╭─ RECORDS PROVIDED

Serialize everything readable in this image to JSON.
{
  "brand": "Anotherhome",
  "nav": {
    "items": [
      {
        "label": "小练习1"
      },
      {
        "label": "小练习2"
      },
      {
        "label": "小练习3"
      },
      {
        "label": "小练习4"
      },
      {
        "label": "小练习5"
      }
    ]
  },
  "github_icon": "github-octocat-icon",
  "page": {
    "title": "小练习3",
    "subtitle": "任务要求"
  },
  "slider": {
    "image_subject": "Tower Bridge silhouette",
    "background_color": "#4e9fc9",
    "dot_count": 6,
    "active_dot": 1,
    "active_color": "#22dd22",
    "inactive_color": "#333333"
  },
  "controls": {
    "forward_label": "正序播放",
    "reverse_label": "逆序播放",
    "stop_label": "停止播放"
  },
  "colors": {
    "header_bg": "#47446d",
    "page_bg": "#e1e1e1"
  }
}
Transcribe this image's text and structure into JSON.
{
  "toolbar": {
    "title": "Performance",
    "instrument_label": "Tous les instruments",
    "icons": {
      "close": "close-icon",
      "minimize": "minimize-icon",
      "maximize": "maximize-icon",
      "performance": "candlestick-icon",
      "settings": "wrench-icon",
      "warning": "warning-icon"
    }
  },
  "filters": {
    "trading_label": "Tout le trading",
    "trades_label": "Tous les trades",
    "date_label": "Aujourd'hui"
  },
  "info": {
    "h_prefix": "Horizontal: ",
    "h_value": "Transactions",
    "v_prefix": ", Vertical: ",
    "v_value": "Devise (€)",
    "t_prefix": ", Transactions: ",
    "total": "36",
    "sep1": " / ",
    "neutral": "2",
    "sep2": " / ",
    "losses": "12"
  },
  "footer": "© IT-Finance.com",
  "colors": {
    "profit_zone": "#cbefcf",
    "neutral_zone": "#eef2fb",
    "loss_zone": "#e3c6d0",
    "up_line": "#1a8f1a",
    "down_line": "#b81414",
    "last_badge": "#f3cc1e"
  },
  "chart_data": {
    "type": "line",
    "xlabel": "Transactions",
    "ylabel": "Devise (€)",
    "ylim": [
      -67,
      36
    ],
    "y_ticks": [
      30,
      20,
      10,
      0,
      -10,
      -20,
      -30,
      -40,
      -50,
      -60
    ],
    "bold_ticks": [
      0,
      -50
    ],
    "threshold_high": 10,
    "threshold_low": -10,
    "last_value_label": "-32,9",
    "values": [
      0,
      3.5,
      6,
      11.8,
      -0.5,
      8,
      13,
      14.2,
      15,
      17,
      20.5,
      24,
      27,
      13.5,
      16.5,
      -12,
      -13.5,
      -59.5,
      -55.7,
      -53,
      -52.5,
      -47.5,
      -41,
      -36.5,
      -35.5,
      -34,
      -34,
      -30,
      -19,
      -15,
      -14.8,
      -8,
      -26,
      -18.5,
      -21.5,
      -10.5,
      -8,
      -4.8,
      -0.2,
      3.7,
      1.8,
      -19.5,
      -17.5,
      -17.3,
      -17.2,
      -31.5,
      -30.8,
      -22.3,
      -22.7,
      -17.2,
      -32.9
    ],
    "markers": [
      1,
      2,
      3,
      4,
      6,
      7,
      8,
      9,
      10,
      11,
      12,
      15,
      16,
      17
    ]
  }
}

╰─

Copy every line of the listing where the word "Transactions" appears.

    "h_value": "Transactions",
    "t_prefix": ", Transactions: ",
    "xlabel": "Transactions",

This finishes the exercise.